Six Point Violations: Northern Virginia Traffic Attorney Discusses Violations with Six Point Assessments
  • Reckless driving
  • Driving under the influence
  • Habitual Offenders who drive after being declared a habitual offender
  • Driving while your license is suspended or revoked
  • Driving commercial vehicle while disqualified
  • Speeding 20 mph or more above the posted speed limit
  • Failure to stop at the scene of a crash that results in an injury or death
  • Failure to stop at the scene of a crash where property damage is $1,000 or more
  • Failure to change lanes or slow down for a vehicle displaying flashing lights
  • Attempting to elude police
  • Operating unsafe vehicle
Four Point Violations: Northern Virginia Traffic Attorney Discusses Violations with Four Point Assessments

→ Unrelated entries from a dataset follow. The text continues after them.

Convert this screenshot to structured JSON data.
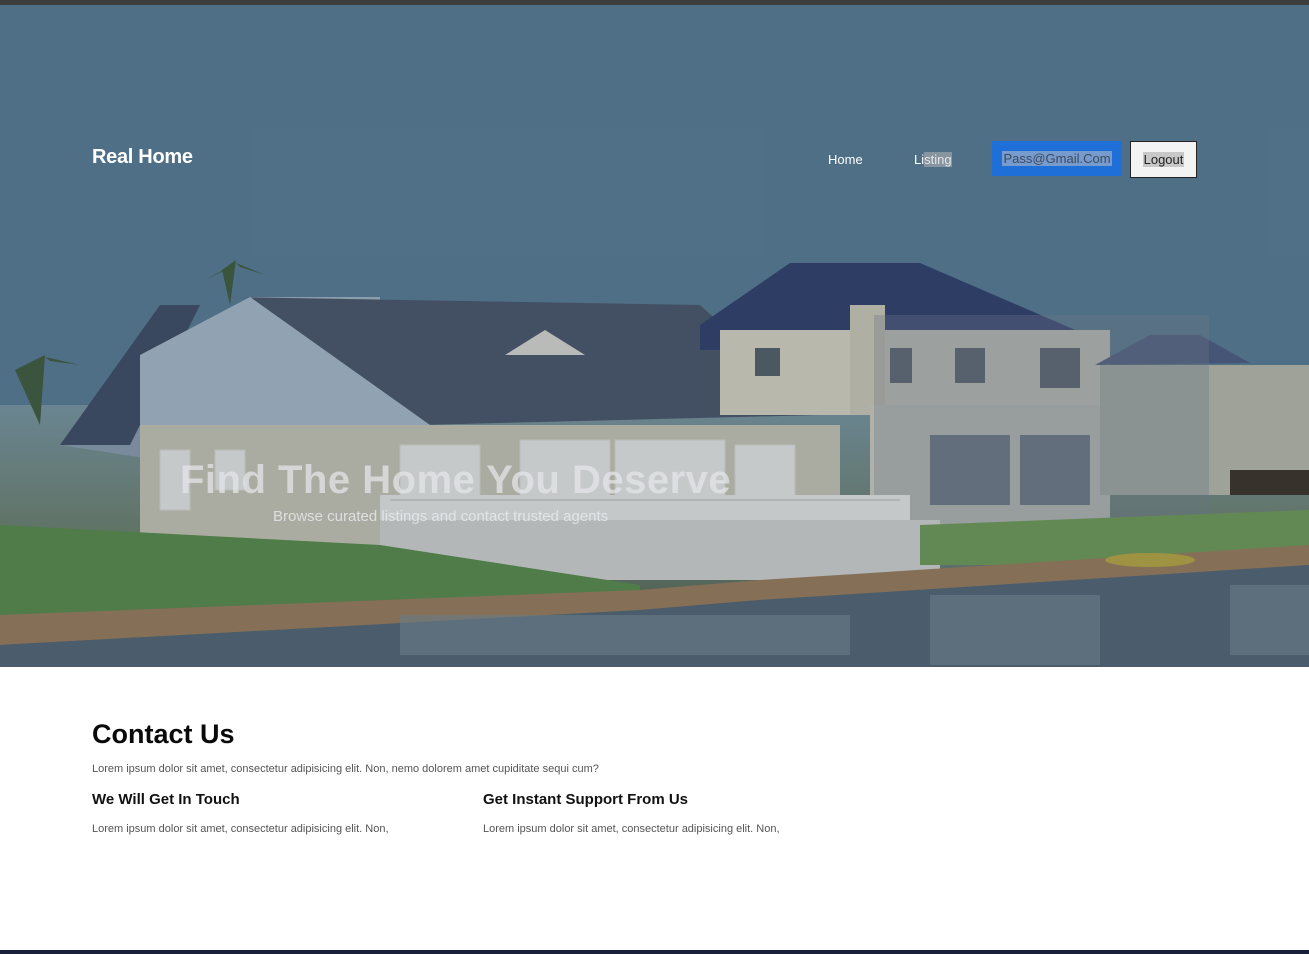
{
  "brand": "Real Home",
  "nav": {
    "home": "Home",
    "listing_part1": "Li",
    "listing_part2": "sting",
    "email": "Pass@Gmail.Com",
    "logout": "Logout"
  },
  "hero": {
    "title": "Find The Home You Deserve",
    "subtitle": "Browse curated listings and contact trusted agents"
  },
  "contact": {
    "title": "Contact Us",
    "description": "Lorem ipsum dolor sit amet, consectetur adipisicing elit. Non, nemo dolorem amet cupiditate sequi cum?",
    "columns": [
      {
        "heading": "We Will Get In Touch",
        "text": "Lorem ipsum dolor sit amet, consectetur adipisicing elit. Non,"
      },
      {
        "heading": "Get Instant Support From Us",
        "text": "Lorem ipsum dolor sit amet, consectetur adipisicing elit. Non,"
      }
    ]
  },
  "colors": {
    "primary_button": "#1f6fd9",
    "footer": "#1a1f3a"
  }
}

  • Speeding 10-19 mph above the posted speed limit
  • Passing when unsafe or to the left of an approaching vehicle
  • Failure to stop and yield right-of-way
  • Failure to yield when turning left
  • Failure to yield to funeral procession
  • Failure to drive to the right and stop for police, fire, or emergency vehicles
  • Failure to keep to the right
  • Following too closely
  • Improper signal
  • Failure to obey railroad crossing signal
  • Failure to stop at the scene of a crash where the property damage is less than $1,000
Three Point Violations: Northern Virginia Traffic Attorney Discusses Violations with Three Point Assessments
  • Speeding 1-9 mph above the posted speed limit
  • Impeding traffic, slow speed
  • Improper Passing
  • Improper Driving
  • Improper turn/u-turn
  • Evading traffic control device
  • Failure to obey highway sign
  • Driving without lights or using excessive lights
  • No Virginia driver's license
  • Driving commercial motor vehicle while alcohol in blood
  • Failure to report a crash, unattended property, less than $250 damage
  • Drinking while driving
  • Driving with TV screen visible to driver
  • Driving while using earphones